CGD experts offer ideas and analysis to improve international development policy. Also check out our Global Health blog and US Development Policy blog.

 

A nurse at Merawi health centre in northern Ethiopia prepares a measles vaccine for delivery.

We Asked, You Answered: Reflections on the First Round of MVAC Feedback

In March, our team at the Center for Global Development and Office of Health Economics posted a consultation draft of a policy proposal for a Market-Driven, Value-Based Advanced Commitment (MVAC). The MVAC is a new mechanism that puts middle-income country governments in the driver’s seat to accelerate R&D for diseases that affect the world’s poor—specifically, the 10 million men, women, and children who develop tuberculosis (TB) disease each year and desperately need better therapies. 
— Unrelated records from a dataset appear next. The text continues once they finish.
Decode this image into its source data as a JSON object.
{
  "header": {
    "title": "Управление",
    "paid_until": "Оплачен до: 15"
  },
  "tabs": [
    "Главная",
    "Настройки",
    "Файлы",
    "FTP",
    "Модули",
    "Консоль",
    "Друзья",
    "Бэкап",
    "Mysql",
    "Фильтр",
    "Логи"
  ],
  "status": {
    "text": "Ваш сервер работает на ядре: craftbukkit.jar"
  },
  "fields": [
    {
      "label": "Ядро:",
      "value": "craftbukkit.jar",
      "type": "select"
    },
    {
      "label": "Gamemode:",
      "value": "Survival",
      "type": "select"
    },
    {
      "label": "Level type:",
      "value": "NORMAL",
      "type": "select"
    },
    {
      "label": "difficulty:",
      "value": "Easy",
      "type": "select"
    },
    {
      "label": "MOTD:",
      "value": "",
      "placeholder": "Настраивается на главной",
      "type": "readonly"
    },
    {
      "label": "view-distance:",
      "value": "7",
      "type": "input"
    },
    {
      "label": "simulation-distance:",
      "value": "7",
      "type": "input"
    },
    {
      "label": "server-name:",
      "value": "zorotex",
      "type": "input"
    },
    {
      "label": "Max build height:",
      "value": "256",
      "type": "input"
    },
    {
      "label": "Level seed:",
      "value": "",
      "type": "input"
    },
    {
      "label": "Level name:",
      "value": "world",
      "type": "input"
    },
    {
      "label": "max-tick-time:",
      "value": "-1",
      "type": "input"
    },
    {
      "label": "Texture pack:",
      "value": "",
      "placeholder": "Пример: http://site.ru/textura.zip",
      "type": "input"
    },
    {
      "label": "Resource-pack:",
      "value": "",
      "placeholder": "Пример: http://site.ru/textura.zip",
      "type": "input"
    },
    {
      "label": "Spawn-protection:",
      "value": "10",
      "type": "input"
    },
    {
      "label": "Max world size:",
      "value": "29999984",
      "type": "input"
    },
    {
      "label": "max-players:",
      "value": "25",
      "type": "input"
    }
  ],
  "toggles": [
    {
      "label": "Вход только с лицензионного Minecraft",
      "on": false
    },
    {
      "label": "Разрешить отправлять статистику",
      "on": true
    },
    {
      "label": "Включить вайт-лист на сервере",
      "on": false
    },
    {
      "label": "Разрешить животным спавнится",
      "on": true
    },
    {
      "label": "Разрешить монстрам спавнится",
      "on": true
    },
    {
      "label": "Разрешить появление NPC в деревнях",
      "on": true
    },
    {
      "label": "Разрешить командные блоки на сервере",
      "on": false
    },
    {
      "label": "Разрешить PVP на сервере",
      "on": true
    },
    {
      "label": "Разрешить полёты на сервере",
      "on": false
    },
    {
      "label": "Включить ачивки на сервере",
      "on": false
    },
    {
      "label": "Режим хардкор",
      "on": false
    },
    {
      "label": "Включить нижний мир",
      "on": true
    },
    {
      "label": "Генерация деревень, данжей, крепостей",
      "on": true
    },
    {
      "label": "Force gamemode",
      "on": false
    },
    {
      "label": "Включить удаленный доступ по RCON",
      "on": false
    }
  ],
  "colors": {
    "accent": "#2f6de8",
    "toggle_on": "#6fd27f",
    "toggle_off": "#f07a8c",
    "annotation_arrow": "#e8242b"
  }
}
Child receives immunization in Uttar Pradesh

Gavi Going Forward: Immunization for Every Child Everywhere?

In December 2018, the Gavi Alliance hosted a mid-term review to assess progress towards its core purpose: “reach every child everywhere with vaccines against preventable diseases.” The good news is that there’s been advances on new vaccine introductions, and an estimated 65 million children were immunized with Gavi-supported new and underutilized vaccines in 2017. The bad news? There is still huge variability on the measure that counts most for building herd immunity and reducing vaccine-preventable disease: full vaccination for age among children under 2 years old.

An Executive Order That Could Save Children Here and Abroad

Amanda and I wrote before the New Year about the tragic violence against vaccination workers in Pakistan who were doing vital work in the struggle to completely wipe out polio worldwide. Their deaths were linked to allegations that the CIA had used a vaccine campaign as part of intelligence gathering operations in the country.  I’d like to propose a specific policy action by the US government that might marginally reduce the risk of such attacks –and their knock-on effect in terms of more